══ Study material

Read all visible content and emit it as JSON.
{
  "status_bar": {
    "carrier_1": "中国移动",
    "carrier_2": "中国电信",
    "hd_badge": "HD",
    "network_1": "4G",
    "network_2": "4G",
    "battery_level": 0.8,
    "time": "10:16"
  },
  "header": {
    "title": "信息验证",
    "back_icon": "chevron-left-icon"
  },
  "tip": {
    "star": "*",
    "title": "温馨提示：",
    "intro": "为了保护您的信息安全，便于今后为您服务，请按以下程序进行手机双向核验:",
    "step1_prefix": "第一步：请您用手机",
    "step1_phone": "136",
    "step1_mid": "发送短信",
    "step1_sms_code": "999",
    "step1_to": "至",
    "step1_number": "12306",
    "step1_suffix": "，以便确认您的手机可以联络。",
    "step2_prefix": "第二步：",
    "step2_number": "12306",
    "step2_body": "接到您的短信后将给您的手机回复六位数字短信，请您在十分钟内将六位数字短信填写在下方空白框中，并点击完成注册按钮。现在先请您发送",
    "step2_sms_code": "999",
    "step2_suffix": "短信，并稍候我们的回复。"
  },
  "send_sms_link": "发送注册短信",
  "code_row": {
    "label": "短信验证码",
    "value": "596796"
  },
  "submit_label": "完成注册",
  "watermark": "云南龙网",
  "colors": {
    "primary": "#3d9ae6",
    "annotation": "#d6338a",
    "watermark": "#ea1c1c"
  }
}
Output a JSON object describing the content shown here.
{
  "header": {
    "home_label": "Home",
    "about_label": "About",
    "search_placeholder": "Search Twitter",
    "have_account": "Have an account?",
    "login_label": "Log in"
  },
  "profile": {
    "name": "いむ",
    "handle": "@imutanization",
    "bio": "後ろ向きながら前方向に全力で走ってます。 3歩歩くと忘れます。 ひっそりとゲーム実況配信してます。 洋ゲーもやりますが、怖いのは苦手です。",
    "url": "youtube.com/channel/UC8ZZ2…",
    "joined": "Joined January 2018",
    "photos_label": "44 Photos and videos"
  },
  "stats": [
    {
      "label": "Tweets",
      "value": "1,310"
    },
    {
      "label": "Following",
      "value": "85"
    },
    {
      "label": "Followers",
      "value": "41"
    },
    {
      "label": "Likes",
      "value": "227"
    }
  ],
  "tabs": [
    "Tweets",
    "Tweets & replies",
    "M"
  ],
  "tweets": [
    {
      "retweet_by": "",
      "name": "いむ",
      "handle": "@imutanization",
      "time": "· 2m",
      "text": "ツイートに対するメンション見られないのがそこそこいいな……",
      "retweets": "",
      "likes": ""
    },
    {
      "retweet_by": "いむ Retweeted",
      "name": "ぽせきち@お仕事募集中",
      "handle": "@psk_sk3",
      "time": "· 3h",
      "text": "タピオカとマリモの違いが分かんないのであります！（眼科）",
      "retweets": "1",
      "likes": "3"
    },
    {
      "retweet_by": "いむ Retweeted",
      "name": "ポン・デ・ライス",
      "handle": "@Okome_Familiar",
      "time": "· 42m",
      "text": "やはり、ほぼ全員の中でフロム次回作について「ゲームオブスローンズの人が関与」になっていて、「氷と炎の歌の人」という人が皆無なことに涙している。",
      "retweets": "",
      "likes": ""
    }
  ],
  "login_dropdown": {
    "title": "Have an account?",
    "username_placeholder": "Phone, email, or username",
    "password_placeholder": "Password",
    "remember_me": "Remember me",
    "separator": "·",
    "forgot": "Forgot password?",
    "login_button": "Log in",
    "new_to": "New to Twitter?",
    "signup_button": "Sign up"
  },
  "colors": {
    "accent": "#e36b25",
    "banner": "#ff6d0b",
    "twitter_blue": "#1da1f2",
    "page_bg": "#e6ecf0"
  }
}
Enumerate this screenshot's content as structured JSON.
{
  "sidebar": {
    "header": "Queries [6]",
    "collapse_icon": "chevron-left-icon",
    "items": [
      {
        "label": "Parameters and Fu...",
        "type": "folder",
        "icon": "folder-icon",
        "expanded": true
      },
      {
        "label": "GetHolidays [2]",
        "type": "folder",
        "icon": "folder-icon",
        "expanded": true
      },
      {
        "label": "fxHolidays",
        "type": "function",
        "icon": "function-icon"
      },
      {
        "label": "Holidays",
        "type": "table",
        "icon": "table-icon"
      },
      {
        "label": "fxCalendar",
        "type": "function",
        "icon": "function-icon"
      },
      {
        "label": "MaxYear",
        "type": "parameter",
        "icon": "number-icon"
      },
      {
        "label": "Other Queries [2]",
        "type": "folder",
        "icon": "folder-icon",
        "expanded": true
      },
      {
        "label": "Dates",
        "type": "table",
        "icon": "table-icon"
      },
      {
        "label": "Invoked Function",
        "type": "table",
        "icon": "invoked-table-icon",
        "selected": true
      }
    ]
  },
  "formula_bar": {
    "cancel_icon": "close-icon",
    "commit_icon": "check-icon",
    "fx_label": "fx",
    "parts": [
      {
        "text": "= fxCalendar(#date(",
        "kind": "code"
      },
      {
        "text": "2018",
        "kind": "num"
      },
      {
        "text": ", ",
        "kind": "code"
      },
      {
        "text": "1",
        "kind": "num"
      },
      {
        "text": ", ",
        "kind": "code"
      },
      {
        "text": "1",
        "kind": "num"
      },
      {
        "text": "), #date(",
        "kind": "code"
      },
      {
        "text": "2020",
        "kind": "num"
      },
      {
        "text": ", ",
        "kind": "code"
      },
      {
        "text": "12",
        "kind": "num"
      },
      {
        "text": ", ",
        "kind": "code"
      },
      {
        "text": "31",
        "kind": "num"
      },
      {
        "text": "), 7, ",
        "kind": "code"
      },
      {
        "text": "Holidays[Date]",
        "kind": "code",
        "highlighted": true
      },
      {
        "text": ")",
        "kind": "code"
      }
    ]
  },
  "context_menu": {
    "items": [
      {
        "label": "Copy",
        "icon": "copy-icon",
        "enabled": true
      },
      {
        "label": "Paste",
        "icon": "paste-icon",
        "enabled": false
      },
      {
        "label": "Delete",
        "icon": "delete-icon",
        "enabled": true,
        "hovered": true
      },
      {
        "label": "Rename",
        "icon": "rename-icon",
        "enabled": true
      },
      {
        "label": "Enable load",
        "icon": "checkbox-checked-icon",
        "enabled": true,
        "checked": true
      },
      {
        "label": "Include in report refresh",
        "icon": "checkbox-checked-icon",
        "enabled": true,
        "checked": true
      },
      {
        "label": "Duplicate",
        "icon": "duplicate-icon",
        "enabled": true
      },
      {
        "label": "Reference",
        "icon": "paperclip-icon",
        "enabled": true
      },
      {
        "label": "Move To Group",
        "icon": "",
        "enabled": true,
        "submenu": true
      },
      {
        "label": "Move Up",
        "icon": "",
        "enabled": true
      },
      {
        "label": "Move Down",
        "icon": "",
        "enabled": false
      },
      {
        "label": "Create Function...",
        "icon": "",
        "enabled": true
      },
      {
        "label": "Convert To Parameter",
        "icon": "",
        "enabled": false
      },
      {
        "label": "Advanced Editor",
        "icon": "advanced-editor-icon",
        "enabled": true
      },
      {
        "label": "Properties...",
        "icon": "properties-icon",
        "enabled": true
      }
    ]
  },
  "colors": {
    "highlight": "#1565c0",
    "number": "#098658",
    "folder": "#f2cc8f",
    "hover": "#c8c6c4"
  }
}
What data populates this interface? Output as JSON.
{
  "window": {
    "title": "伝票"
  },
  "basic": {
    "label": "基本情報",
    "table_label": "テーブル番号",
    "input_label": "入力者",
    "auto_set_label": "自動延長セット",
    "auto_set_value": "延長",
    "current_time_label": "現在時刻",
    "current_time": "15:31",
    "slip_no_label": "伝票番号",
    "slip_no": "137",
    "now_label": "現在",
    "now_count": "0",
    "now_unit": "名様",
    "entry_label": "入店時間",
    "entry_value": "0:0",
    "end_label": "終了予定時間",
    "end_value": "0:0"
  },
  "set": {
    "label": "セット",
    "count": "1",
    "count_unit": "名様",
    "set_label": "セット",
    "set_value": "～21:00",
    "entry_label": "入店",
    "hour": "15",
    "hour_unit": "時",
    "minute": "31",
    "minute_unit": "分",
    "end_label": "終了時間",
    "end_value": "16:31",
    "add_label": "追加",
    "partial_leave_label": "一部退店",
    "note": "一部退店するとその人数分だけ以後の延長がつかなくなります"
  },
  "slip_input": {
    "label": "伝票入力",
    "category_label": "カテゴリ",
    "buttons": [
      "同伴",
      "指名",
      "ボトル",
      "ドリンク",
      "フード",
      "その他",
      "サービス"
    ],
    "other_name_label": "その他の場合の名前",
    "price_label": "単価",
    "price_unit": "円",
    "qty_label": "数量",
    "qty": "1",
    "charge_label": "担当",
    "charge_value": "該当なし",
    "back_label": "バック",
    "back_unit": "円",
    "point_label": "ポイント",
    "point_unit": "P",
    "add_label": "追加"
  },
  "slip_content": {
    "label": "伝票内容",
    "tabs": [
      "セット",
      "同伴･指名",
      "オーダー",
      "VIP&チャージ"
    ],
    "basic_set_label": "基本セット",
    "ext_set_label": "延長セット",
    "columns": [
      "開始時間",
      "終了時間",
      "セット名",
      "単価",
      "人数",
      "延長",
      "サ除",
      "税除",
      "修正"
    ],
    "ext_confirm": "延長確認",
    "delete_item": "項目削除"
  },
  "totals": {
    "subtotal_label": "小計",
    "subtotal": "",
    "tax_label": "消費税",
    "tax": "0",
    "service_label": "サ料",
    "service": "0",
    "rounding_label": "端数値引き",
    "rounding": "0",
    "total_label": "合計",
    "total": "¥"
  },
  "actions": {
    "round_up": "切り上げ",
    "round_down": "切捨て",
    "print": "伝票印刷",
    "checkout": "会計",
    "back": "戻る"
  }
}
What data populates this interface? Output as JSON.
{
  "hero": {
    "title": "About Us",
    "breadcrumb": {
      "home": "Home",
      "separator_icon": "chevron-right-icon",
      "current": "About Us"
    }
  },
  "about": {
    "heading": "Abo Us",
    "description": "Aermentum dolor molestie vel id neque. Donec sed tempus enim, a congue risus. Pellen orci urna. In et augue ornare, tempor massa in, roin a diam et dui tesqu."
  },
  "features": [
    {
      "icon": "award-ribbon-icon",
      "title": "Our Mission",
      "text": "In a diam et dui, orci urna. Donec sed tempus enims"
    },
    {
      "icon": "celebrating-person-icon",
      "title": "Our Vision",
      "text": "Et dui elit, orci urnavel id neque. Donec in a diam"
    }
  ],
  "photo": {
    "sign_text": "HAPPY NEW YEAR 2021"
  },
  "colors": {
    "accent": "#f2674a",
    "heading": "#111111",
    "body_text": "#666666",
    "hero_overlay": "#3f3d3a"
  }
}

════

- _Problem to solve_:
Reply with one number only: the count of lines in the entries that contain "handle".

- _Solved problem_:
4